Source data:
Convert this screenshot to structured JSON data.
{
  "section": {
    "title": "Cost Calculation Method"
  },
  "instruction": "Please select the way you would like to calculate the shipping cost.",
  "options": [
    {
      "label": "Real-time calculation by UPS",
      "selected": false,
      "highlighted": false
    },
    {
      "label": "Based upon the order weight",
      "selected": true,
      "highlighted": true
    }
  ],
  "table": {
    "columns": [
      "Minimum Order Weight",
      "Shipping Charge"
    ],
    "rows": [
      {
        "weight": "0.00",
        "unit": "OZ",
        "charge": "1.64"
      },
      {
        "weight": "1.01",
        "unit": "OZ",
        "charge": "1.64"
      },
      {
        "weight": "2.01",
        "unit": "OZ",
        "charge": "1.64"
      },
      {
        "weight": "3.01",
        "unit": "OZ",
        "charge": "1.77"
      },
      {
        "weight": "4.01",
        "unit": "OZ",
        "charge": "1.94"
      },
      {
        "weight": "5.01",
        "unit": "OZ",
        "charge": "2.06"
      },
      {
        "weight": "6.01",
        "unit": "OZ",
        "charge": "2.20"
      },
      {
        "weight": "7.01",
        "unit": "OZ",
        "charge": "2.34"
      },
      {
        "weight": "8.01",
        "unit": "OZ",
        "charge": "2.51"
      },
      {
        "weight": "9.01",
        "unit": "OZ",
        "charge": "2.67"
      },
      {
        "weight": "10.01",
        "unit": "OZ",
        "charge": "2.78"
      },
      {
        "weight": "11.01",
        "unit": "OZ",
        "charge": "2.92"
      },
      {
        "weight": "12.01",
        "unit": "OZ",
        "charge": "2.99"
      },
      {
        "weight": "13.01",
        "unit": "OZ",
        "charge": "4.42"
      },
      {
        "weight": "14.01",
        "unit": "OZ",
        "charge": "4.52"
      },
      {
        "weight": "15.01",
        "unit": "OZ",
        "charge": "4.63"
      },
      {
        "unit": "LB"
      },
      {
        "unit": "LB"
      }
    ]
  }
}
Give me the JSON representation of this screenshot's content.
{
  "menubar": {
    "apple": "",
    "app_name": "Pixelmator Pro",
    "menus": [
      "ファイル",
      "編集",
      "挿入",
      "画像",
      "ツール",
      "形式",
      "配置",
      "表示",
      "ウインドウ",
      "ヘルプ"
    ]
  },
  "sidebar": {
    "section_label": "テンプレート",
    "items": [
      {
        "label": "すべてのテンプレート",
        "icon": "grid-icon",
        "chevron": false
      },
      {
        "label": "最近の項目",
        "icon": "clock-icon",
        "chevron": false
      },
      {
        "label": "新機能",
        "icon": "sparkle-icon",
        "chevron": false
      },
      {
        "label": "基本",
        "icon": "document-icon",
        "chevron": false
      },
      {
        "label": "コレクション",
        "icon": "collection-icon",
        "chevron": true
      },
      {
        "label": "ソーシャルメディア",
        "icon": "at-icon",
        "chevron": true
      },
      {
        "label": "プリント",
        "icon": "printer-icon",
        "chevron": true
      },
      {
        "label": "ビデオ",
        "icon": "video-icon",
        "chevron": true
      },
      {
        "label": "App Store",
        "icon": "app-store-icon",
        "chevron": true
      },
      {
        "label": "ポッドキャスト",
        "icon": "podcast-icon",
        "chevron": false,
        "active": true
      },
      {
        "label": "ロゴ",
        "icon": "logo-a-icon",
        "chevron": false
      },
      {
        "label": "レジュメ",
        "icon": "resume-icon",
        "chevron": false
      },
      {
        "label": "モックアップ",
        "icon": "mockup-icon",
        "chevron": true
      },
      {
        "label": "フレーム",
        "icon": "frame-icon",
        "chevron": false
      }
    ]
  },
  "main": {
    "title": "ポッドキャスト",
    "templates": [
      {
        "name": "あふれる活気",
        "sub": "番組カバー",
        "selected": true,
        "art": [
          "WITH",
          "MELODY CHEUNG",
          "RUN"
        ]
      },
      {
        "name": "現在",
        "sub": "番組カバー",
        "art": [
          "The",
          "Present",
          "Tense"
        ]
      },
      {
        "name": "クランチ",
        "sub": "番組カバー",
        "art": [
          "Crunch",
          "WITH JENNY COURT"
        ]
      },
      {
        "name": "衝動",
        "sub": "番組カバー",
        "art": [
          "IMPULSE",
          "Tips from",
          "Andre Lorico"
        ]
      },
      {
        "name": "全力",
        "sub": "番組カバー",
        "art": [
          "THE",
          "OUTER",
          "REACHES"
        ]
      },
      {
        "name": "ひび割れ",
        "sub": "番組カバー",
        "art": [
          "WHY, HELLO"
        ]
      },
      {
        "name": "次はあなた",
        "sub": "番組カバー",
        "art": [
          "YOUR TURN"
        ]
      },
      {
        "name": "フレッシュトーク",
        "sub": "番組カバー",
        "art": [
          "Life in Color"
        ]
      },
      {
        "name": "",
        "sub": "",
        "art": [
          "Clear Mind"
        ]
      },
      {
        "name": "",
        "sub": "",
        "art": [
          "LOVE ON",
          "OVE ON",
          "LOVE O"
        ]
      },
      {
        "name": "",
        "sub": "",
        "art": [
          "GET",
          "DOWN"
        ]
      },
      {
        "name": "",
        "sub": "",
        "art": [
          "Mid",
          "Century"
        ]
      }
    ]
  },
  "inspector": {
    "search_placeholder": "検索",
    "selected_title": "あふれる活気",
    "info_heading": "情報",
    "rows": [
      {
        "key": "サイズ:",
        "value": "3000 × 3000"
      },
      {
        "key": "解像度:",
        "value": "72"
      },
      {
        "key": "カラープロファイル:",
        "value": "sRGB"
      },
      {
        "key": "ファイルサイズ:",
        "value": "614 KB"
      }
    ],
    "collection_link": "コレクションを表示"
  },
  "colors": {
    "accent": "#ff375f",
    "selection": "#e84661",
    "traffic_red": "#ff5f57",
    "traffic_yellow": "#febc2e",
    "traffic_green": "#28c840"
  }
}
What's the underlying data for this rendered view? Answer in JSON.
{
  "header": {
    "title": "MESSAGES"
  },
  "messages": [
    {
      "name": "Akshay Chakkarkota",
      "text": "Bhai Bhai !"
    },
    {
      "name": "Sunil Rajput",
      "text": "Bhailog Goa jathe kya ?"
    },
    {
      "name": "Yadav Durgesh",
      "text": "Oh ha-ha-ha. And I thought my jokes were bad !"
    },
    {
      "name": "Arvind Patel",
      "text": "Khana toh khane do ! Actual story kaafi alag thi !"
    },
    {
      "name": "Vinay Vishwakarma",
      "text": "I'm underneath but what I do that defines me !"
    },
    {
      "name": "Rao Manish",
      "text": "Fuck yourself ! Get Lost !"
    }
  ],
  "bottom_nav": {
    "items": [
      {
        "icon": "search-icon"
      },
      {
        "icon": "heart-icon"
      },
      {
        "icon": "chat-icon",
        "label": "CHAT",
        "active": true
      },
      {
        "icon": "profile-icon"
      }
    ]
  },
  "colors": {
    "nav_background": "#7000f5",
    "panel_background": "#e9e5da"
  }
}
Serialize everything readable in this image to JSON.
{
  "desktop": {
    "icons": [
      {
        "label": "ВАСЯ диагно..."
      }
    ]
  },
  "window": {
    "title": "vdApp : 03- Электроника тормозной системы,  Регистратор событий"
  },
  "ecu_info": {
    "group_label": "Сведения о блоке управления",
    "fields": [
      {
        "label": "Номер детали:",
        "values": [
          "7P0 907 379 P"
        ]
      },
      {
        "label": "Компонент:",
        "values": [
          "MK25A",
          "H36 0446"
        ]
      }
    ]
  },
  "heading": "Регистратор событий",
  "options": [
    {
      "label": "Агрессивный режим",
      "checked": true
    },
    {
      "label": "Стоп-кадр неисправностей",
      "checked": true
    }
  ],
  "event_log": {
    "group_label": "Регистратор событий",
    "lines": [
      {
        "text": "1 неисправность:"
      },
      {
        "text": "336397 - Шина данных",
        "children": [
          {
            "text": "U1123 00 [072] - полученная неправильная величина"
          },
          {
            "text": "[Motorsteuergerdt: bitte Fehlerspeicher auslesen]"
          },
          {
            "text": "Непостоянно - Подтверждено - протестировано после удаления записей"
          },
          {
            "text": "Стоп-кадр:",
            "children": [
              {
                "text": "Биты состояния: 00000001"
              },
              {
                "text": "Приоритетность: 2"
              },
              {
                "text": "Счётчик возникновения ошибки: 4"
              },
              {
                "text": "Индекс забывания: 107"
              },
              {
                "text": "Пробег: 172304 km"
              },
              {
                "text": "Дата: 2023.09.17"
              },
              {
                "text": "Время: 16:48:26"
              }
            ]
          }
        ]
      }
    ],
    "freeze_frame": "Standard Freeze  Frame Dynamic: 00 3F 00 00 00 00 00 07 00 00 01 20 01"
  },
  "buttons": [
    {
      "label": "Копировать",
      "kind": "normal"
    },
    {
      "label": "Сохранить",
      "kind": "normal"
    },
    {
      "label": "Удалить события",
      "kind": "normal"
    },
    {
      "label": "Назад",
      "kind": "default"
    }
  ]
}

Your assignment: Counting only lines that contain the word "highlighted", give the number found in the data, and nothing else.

Answer to the problem: 2